BEGIN

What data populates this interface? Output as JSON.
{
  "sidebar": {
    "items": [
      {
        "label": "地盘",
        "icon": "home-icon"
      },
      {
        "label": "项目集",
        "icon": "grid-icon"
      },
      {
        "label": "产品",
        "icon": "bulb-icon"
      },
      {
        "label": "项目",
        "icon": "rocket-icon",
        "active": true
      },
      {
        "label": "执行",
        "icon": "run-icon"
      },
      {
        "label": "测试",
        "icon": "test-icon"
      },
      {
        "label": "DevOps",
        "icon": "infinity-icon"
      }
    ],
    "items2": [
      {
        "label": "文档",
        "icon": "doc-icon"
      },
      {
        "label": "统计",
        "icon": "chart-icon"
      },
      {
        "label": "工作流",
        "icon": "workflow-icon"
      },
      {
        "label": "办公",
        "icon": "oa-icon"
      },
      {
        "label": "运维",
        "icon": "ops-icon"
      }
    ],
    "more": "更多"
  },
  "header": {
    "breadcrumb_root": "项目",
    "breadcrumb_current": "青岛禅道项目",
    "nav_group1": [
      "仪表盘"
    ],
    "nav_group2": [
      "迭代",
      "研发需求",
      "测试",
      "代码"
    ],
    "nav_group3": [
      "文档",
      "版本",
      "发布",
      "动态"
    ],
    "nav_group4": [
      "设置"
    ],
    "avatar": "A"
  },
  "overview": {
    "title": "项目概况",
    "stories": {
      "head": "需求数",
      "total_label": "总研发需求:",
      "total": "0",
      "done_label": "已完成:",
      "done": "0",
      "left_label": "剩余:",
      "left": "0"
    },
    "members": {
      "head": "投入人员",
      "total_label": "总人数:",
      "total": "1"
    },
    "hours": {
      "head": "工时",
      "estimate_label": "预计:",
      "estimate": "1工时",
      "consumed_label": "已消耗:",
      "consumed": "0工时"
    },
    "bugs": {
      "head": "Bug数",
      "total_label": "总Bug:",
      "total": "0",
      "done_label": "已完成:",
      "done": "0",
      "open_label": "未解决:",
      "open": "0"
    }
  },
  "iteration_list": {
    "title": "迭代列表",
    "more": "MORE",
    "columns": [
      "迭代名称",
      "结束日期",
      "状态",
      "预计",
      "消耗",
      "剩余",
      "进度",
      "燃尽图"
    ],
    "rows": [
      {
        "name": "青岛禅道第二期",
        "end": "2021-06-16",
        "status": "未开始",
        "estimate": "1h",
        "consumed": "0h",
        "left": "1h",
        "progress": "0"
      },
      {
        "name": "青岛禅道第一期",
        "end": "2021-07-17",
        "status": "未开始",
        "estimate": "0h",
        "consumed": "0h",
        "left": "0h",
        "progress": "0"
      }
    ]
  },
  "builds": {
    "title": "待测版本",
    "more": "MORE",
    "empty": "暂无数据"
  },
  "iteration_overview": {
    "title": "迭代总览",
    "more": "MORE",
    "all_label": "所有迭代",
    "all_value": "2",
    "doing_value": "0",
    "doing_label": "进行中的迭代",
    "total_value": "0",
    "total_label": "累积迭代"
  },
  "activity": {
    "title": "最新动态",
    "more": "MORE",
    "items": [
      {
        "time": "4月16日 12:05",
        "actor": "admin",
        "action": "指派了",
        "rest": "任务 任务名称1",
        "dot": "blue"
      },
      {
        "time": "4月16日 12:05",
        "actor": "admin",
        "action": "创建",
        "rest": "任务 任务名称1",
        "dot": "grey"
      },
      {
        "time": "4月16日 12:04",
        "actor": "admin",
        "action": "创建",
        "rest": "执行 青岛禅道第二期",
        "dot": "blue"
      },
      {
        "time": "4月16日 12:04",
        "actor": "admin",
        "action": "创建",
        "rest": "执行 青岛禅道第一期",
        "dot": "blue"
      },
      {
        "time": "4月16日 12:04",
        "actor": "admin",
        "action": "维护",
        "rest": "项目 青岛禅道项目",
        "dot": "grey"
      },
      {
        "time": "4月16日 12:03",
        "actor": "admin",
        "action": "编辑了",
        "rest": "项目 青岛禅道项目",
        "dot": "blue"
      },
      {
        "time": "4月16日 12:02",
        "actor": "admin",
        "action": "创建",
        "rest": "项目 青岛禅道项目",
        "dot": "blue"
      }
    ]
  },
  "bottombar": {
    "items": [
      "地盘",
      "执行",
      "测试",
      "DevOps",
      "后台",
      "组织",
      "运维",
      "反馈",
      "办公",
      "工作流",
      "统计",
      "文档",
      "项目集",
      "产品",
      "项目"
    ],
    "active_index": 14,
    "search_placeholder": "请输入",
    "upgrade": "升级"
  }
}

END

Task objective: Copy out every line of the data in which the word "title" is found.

The answer:
    "title": "项目概况",
    "title": "迭代列表",
    "title": "待测版本",
    "title": "迭代总览",
    "title": "最新动态",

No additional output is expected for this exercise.